Definition of roly-poly in English:

roly-poly

adjective

  • (of a person) having a round, plump appearance.

    ‘a roly-poly young boy’
    • ‘Rick was getting out of the shotgun seat and a roly-poly man with glasses was getting out of the driver's seat.’
    • ‘With Phys Ed cut from public school curriculum in favor of computer class, physical activity among today's roly-poly kids is down.’
    • ‘The roly-poly, laughing baby who, come to think of it, looks remarkably like a little Buddha.’
    • ‘The others were all middle-aged roly-poly bearded guys.’
    • ‘Despite the copious amounts they can pack away, roly-poly types are less common than lanky or athletic builds, sometimes with the equine features of their symbol.’
    • ‘This could have been played seriously as in a caper film and worked much better than the roly-poly actor stumbling around trying to pull off the job for comic effect.’
    • ‘An old lady with a roly-poly figure waddled her way over to me and gave me a friendly smile.’
    • ‘First we popped in on a roly-poly Alsatian farm wife and watched her brewing outrageously smelly Munster cheese to the accompaniment of tub-thumping Bavarian music.’
    • ‘Played by two women, their portrayal of the huffy, roly-poly cartoon-like Russians was very amusing.’
    • ‘She is the mother of three roly-poly, jolly children, and the wife of a roly-poly, not-so-jolly butcher.’
    chubby, plump, fat, stout, rotund, buxom, well upholstered, well covered, well padded, of ample proportions, ample, round, rounded, well rounded, full, fattish, dumpy, chunky, broad in the beam, portly, overweight, fleshy, paunchy, bulky, corpulent
    tubby, pudgy, beefy, porky, blubbery, poddy
    podgy, fubsy
    zaftig, corn-fed, lard-assed
    pursy
    abdominous
    View synonyms
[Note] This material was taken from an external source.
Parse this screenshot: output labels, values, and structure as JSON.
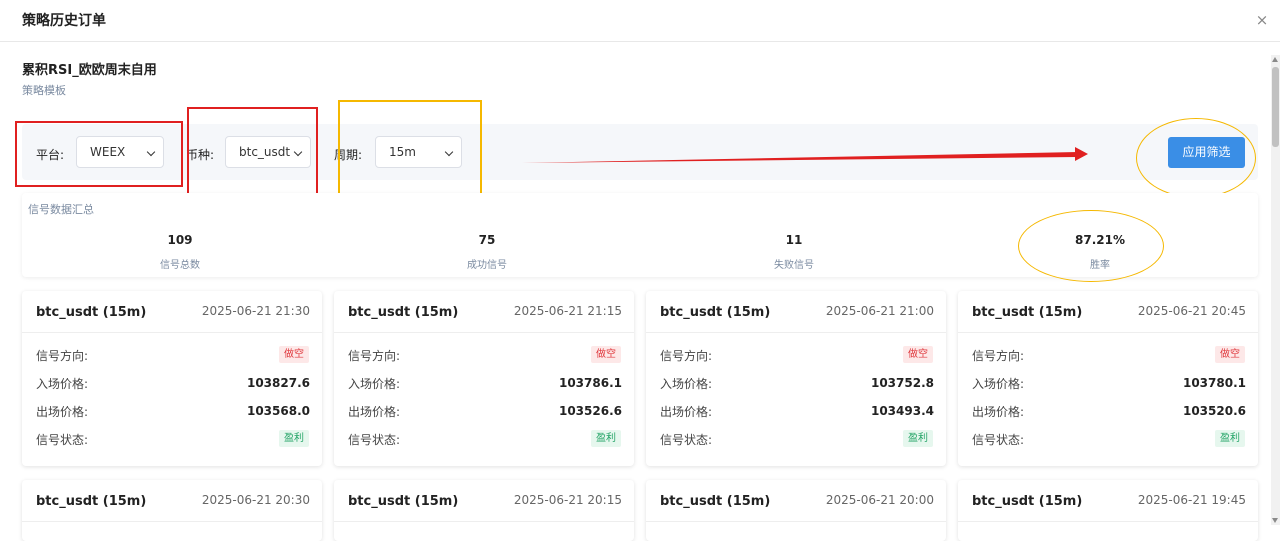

noun

British
  • A sweet pastry dough covered with jam or fruit, formed into a roll, and boiled, steamed, or baked.

    • ‘They will be cooking chicken rogan josh followed by apple and cinnamon roly-poly in the final.’
    • ‘Formerly roly-poly pudding was boiled in a pudding cloth; but the skill of enclosing a pudding of this shape in a cloth has now mostly been lost.’
    • ‘Everything was cooked in the one utensil; the square of bacon, amounting to little more than a taste each; cabbage, or other green vegetables, in one net, potatoes in another, and the roly-poly swathed in a cloth.’
    • ‘Bangers and mash and roly-poly pudding were on the menu and prizes were presented by Mayor, Councillor Barbara Shone for the most authentic costumes.’
    • ‘The list of puddings included deep pan apple pie, jam roly-poly and treacle sponge.’

Origin

Early 17th century: fanciful formation from the verb roll.

Pronunciation:

roly-poly

/ˈrōlē ˈpōlē/